__YOUR INSTRUCTIONS__
Your output should be the entries below, exact in every detail.

_ _ _

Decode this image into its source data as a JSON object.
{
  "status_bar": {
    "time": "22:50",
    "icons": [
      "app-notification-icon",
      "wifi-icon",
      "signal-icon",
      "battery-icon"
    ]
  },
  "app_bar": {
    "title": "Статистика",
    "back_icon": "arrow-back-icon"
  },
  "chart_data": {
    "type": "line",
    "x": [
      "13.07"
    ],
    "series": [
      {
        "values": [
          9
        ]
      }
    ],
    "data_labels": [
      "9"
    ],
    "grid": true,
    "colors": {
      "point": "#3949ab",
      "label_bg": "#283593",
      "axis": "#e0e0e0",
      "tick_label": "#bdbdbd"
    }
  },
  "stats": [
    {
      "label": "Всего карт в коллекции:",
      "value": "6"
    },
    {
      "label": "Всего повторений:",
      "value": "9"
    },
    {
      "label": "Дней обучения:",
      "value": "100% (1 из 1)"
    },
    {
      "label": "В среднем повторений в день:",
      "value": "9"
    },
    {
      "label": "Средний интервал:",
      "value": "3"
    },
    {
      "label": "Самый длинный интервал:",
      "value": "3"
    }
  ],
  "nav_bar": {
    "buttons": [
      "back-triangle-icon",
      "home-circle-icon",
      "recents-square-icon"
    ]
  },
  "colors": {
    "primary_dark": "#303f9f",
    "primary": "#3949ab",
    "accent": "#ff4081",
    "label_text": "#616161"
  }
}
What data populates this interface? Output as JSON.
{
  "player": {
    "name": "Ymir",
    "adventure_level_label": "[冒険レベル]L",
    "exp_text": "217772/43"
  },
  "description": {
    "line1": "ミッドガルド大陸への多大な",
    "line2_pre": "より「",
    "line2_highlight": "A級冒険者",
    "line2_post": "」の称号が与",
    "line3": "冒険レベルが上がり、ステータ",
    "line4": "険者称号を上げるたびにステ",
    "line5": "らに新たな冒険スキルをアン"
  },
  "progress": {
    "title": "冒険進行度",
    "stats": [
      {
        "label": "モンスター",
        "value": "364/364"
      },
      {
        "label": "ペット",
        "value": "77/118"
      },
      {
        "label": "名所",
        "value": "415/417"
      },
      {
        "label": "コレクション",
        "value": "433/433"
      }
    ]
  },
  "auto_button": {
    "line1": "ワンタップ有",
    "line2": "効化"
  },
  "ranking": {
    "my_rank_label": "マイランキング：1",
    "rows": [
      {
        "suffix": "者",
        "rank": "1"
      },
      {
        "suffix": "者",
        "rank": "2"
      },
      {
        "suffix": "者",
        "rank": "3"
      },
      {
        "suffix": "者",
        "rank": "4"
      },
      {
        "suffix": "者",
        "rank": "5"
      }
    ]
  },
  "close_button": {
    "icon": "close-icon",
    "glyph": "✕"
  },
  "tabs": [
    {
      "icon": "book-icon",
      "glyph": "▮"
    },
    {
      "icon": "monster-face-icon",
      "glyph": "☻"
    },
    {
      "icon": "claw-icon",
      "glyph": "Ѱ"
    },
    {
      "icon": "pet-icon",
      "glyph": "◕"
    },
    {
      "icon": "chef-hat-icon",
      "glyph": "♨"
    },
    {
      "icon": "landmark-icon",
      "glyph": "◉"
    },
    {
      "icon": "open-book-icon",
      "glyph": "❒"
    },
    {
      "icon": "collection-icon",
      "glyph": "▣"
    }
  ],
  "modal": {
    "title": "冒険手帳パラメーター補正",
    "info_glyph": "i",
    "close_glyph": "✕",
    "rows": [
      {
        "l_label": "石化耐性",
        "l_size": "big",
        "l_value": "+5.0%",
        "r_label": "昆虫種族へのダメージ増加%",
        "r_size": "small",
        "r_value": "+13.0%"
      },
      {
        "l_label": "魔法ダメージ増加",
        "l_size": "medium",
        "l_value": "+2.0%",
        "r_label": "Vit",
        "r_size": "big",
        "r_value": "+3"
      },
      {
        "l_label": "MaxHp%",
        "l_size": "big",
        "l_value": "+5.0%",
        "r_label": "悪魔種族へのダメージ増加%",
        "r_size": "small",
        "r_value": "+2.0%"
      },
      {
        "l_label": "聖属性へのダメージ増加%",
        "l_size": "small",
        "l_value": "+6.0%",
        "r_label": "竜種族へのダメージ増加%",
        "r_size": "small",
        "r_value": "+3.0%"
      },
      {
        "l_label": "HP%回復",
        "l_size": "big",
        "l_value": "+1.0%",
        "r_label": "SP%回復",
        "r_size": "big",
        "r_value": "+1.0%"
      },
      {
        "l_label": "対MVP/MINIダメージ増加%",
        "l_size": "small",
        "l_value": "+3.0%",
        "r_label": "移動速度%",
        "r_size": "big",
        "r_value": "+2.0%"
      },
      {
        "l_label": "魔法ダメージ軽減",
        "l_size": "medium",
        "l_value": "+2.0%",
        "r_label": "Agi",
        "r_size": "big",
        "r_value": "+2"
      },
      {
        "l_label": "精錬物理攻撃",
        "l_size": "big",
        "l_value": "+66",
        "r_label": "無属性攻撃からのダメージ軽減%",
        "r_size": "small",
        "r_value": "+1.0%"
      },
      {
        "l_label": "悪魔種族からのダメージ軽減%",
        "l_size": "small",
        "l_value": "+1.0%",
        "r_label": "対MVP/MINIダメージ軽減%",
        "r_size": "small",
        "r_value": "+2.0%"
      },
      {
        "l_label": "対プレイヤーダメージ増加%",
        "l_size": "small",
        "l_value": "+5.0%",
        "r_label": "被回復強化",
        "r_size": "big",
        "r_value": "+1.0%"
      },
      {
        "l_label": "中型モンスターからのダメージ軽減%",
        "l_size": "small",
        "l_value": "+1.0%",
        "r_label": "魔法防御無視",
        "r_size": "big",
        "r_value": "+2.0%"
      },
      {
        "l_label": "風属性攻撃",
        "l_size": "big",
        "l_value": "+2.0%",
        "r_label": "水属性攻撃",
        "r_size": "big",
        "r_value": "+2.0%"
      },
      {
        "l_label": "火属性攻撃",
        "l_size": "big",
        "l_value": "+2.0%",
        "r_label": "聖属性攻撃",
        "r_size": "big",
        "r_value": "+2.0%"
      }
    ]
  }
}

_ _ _

__OUTPUT BELOW__
Decode this image into its source data as a JSON object.
{
  "status_bar": {
    "time": "22:50",
    "icons": [
      "app-notification-icon",
      "wifi-icon",
      "signal-icon",
      "battery-icon"
    ]
  },
  "app_bar": {
    "title": "Статистика",
    "back_icon": "arrow-back-icon"
  },
  "chart_data": {
    "type": "line",
    "x": [
      "13.07"
    ],
    "series": [
      {
        "values": [
          9
        ]
      }
    ],
    "data_labels": [
      "9"
    ],
    "grid": true,
    "colors": {
      "point": "#3949ab",
      "label_bg": "#283593",
      "axis": "#e0e0e0",
      "tick_label": "#bdbdbd"
    }
  },
  "stats": [
    {
      "label": "Всего карт в коллекции:",
      "value": "6"
    },
    {
      "label": "Всего повторений:",
      "value": "9"
    },
    {
      "label": "Дней обучения:",
      "value": "100% (1 из 1)"
    },
    {
      "label": "В среднем повторений в день:",
      "value": "9"
    },
    {
      "label": "Средний интервал:",
      "value": "3"
    },
    {
      "label": "Самый длинный интервал:",
      "value": "3"
    }
  ],
  "nav_bar": {
    "buttons": [
      "back-triangle-icon",
      "home-circle-icon",
      "recents-square-icon"
    ]
  },
  "colors": {
    "primary_dark": "#303f9f",
    "primary": "#3949ab",
    "accent": "#ff4081",
    "label_text": "#616161"
  }
}
What data populates this interface? Output as JSON.
{
  "player": {
    "name": "Ymir",
    "adventure_level_label": "[冒険レベル]L",
    "exp_text": "217772/43"
  },
  "description": {
    "line1": "ミッドガルド大陸への多大な",
    "line2_pre": "より「",
    "line2_highlight": "A級冒険者",
    "line2_post": "」の称号が与",
    "line3": "冒険レベルが上がり、ステータ",
    "line4": "険者称号を上げるたびにステ",
    "line5": "らに新たな冒険スキルをアン"
  },
  "progress": {
    "title": "冒険進行度",
    "stats": [
      {
        "label": "モンスター",
        "value": "364/364"
      },
      {
        "label": "ペット",
        "value": "77/118"
      },
      {
        "label": "名所",
        "value": "415/417"
      },
      {
        "label": "コレクション",
        "value": "433/433"
      }
    ]
  },
  "auto_button": {
    "line1": "ワンタップ有",
    "line2": "効化"
  },
  "ranking": {
    "my_rank_label": "マイランキング：1",
    "rows": [
      {
        "suffix": "者",
        "rank": "1"
      },
      {
        "suffix": "者",
        "rank": "2"
      },
      {
        "suffix": "者",
        "rank": "3"
      },
      {
        "suffix": "者",
        "rank": "4"
      },
      {
        "suffix": "者",
        "rank": "5"
      }
    ]
  },
  "close_button": {
    "icon": "close-icon",
    "glyph": "✕"
  },
  "tabs": [
    {
      "icon": "book-icon",
      "glyph": "▮"
    },
    {
      "icon": "monster-face-icon",
      "glyph": "☻"
    },
    {
      "icon": "claw-icon",
      "glyph": "Ѱ"
    },
    {
      "icon": "pet-icon",
      "glyph": "◕"
    },
    {
      "icon": "chef-hat-icon",
      "glyph": "♨"
    },
    {
      "icon": "landmark-icon",
      "glyph": "◉"
    },
    {
      "icon": "open-book-icon",
      "glyph": "❒"
    },
    {
      "icon": "collection-icon",
      "glyph": "▣"
    }
  ],
  "modal": {
    "title": "冒険手帳パラメーター補正",
    "info_glyph": "i",
    "close_glyph": "✕",
    "rows": [
      {
        "l_label": "石化耐性",
        "l_size": "big",
        "l_value": "+5.0%",
        "r_label": "昆虫種族へのダメージ増加%",
        "r_size": "small",
        "r_value": "+13.0%"
      },
      {
        "l_label": "魔法ダメージ増加",
        "l_size": "medium",
        "l_value": "+2.0%",
        "r_label": "Vit",
        "r_size": "big",
        "r_value": "+3"
      },
      {
        "l_label": "MaxHp%",
        "l_size": "big",
        "l_value": "+5.0%",
        "r_label": "悪魔種族へのダメージ増加%",
        "r_size": "small",
        "r_value": "+2.0%"
      },
      {
        "l_label": "聖属性へのダメージ増加%",
        "l_size": "small",
        "l_value": "+6.0%",
        "r_label": "竜種族へのダメージ増加%",
        "r_size": "small",
        "r_value": "+3.0%"
      },
      {
        "l_label": "HP%回復",
        "l_size": "big",
        "l_value": "+1.0%",
        "r_label": "SP%回復",
        "r_size": "big",
        "r_value": "+1.0%"
      },
      {
        "l_label": "対MVP/MINIダメージ増加%",
        "l_size": "small",
        "l_value": "+3.0%",
        "r_label": "移動速度%",
        "r_size": "big",
        "r_value": "+2.0%"
      },
      {
        "l_label": "魔法ダメージ軽減",
        "l_size": "medium",
        "l_value": "+2.0%",
        "r_label": "Agi",
        "r_size": "big",
        "r_value": "+2"
      },
      {
        "l_label": "精錬物理攻撃",
        "l_size": "big",
        "l_value": "+66",
        "r_label": "無属性攻撃からのダメージ軽減%",
        "r_size": "small",
        "r_value": "+1.0%"
      },
      {
        "l_label": "悪魔種族からのダメージ軽減%",
        "l_size": "small",
        "l_value": "+1.0%",
        "r_label": "対MVP/MINIダメージ軽減%",
        "r_size": "small",
        "r_value": "+2.0%"
      },
      {
        "l_label": "対プレイヤーダメージ増加%",
        "l_size": "small",
        "l_value": "+5.0%",
        "r_label": "被回復強化",
        "r_size": "big",
        "r_value": "+1.0%"
      },
      {
        "l_label": "中型モンスターからのダメージ軽減%",
        "l_size": "small",
        "l_value": "+1.0%",
        "r_label": "魔法防御無視",
        "r_size": "big",
        "r_value": "+2.0%"
      },
      {
        "l_label": "風属性攻撃",
        "l_size": "big",
        "l_value": "+2.0%",
        "r_label": "水属性攻撃",
        "r_size": "big",
        "r_value": "+2.0%"
      },
      {
        "l_label": "火属性攻撃",
        "l_size": "big",
        "l_value": "+2.0%",
        "r_label": "聖属性攻撃",
        "r_size": "big",
        "r_value": "+2.0%"
      }
    ]
  }
}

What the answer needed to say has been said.